Update: On May 19th, 2023, the FDA approved epcoritamab as the first and only T-cell engaging bispecific antibody for the treatment of adult patients with relapsed or refractory (R/R) diffuse large B-cell lymphoma (DLBCL). 

Astellas menopause drug  

Astellas first got its hands on fezolinetant in 2017, when it completed the acquisition of Ogeda for $500 million upfront. Now a potential blockbuster, the treatment is projected to reach an annual total of $1.21 billion in U.S. sales by 2032, according to GlobalData's Expiry Model.  
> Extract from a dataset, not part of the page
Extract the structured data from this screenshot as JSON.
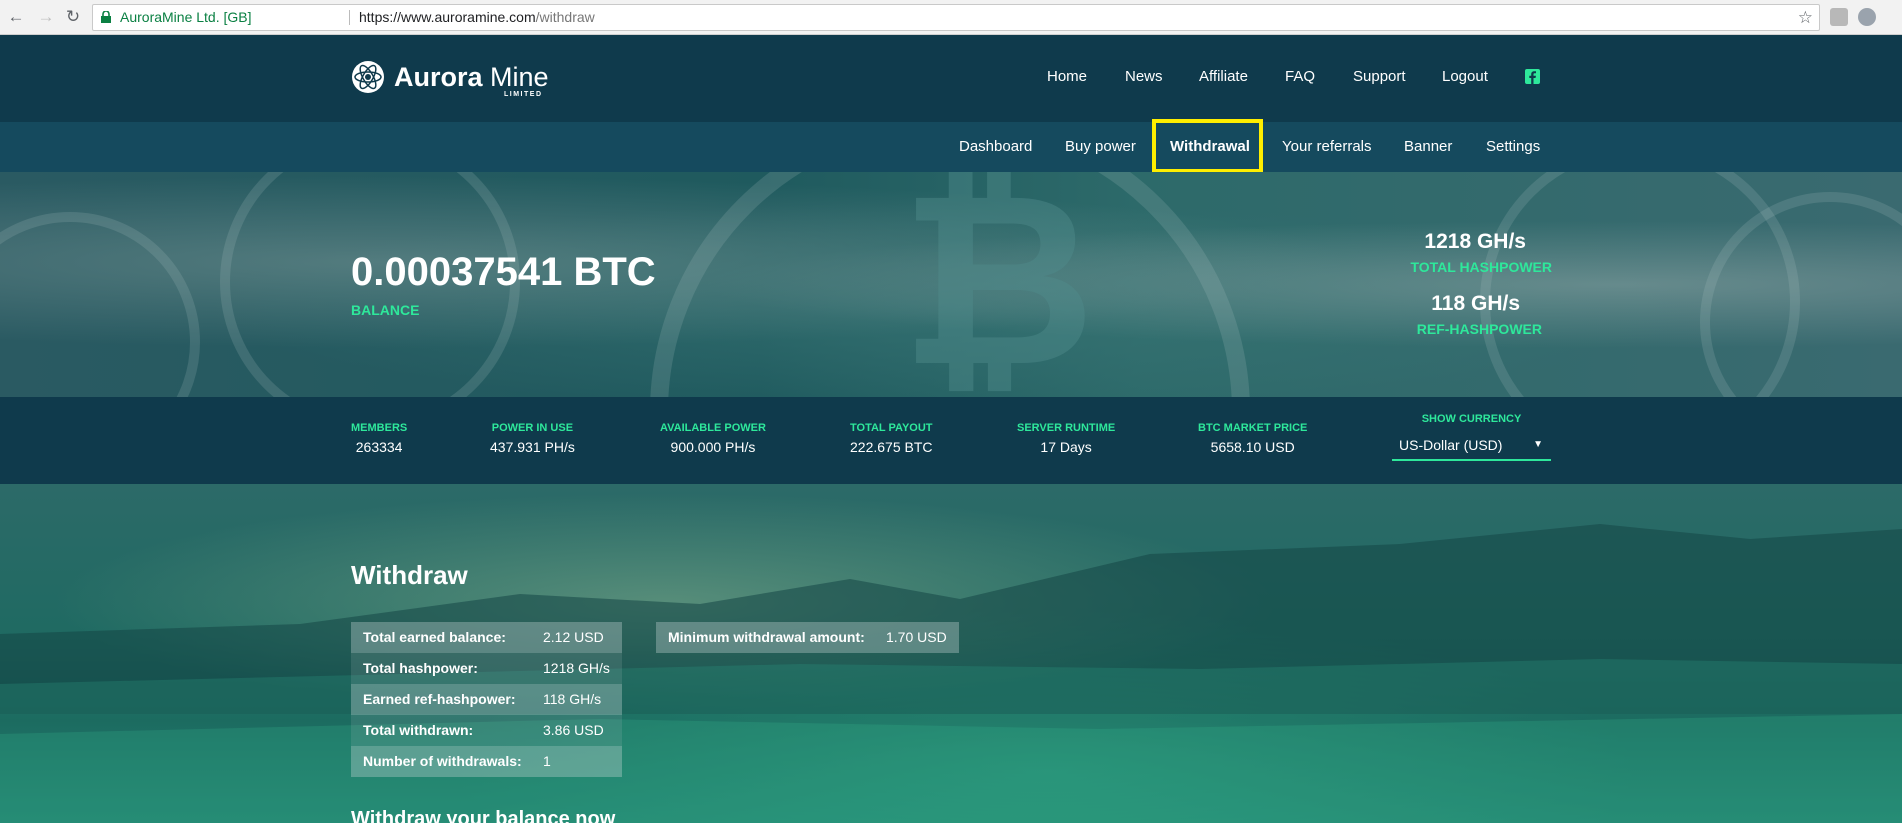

The Tokyo-based drugmaker's NDA for the selective neurokinin 3 receptor (NK3R) antagonist was accepted back in August 2022. The application hinged on three phase 3 trials which enrolled 2,800 women from across the U.S., Canada and Europe. Last month, the FDA pushed back the drug's regulatory action date to May 22, 2023. 

If approved, the drug would offer a non-hormonal treatment for moderate to severe vasomotor symptoms associated with menopause, such as hot flashes and night sweats.  

Update: On May 15th, 2023, the FDA  approved Astellas Pharma's once daily pill for the treatment of menopause symptoms.

Biogen-Sage depression treatment  

Co-developed by Biogen and Sage Therapeutics, zuranolone, a neuroactive steroid, is being evaluated as a 14-day, rapid-acting, once-daily, oral treatment in adults with major depressive disorder (MDD) and postpartum depression (PPD) 

If approved, zuranolone would be the first oral medication specifically indicated to treat PPD, one of the most common medical complications during and after pregnancy, affecting approximately one in eight women who have given birth in the U.S. 

Zuranolone has a novel mechanism of action as a positive allosteric modulator of GABA-A receptors. It's designed to work by rapidly rebalancing dysregulated neuronal networks to help reset brain function.

The application has been granted Priority Review and the FDA has assigned a PDUFA action date of August 5, 2023. 

Eli Lilly ulcerative colitis drug

Mirikizumab, an anti-IL-23 mAb in development for the treatment of ulcerative colitis, is expected to join the biologics blockbusters club if approved, with projected sales reaching a total of $14.6 billion by the end of 2038.

The drug, originally developed for psoriasis, achieved statistically superior rates of clinical remission at 12 weeks compared to patients taking placebo in phase 3 trials in ulcerative colitis. It currently has a regulatory action date in May of this year. 

If approved, mirikizumab would become the first and only anti-IL23p19 treatment for people with UC. 

Update: On April 14, 2023, the FDA issued a complete response letter for mirikizumab's  BLA, citing issues related to the proposed manufacturing of the drug, with no concerns about the clinical data package, safety, or label for the medicine.

About the Author

Andrea Corona | Senior Editor

Andrea Corona serves as the Senior Editor of Pharma Manufacturing — a leading source of news and insights for pharma professionals — and is responsible for creation of editorial content, moderating webinars, and co-hosting the "Off script" podcast. Her editorial journey started as an as associate editor at Biocompare, an online platform providing product information, industry news, articles, and other resources to support scientists in their work. Before Biocompare, she was a digital producer at Science Friday, focusing on adapting radio segments for the web and social media management. Andrea earned her bachelor's degree in journalism and biology from the State University of New York, at Purchase College.